Proper us of these deadly weapons, to a large degree, are defined by law. A partial definition of anarchy is: "a state of lawlessness and disorder (usually resulting from a failure of government)." A classic example of a "failure of government" is in the Cheri Lyn Moore murder. Here the branches of "failed government," the County and City Supervisors and Council, the Courts and their Judges, District Attorney and police all have a vested interest in protecting themselves. More importantly, all those people that want to and do run stop signs with impunity, all they can think and talk about are the poor, hurt feelings of the criminals. The following is a classic example posted December 6, 2008, on the Humbold Hearld. "Cheri Moore case dismissed":
Anony.Miss Says:

She has a callous nature because she acknowledges that cops have feelings? The cops I know definitely have feelings, fear for their lives, and worries about the results of their behavior. (Emphasis by Joe) I think they walk a tightrope every day trying to balance being tough enough to the ones that need it and having empathy for those who need a more gentle treatment. Not yet knowing which type they are dealing with when asked to make a split second judgment is every day work for them.
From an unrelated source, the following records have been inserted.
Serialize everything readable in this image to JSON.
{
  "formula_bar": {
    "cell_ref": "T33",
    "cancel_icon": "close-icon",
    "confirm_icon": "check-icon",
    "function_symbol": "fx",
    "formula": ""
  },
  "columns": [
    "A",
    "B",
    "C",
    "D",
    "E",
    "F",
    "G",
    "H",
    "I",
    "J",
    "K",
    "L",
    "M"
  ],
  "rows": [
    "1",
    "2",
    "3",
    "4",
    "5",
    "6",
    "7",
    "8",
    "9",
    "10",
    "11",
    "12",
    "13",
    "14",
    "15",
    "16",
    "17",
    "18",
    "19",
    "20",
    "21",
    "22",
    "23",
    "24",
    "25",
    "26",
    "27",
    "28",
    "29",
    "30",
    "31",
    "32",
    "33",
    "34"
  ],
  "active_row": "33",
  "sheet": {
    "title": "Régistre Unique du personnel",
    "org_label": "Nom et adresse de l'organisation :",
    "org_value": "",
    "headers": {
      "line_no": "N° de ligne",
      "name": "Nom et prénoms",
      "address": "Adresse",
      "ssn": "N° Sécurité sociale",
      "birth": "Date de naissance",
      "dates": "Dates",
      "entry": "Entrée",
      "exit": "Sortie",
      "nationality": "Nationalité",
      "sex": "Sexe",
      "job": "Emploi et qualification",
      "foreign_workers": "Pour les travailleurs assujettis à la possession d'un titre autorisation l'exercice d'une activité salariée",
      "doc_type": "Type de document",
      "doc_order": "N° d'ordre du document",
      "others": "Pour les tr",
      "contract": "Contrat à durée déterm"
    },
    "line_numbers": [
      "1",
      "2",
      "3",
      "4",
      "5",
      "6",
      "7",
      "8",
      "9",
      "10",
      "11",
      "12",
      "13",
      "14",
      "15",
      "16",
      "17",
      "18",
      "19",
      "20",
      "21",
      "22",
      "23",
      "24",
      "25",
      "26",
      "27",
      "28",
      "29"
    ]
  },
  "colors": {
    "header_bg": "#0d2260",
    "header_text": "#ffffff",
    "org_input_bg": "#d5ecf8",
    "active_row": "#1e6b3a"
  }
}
Heraldo Says:

They cannot credibly claim they didn’t know who Cheri Moore was, what her mental state was, or that she was terrified of cops.

Sure cops have feelings, maybe even Terry Liles has a heart in there somewhere. But Delaney’s comments appear dismissive of the families of those killed — in this case unnecessarily — by police.

The most dangerous condition any community can imagine is a police force working 24/7 on the edge of paranoia because of "fear for their lives." Why then would or could any of us expect these people we pay to protect our rights put their lives at unnecessary risk just for a stupid stop sign?

When all the people can think about and enforce are their touchy-feely emotional points of view to the complete disregard for law and justice, the community has hung these people out without a parachute. Bottom line? They're on their own and we're on our own, judged and convicted well AFTER the FACT by whatever people FEEL inclined to do. Good intentions trumps the law everytime.
[Image Source] Times-Standard about Terry Liles: DA's decision leaves questions in its wake.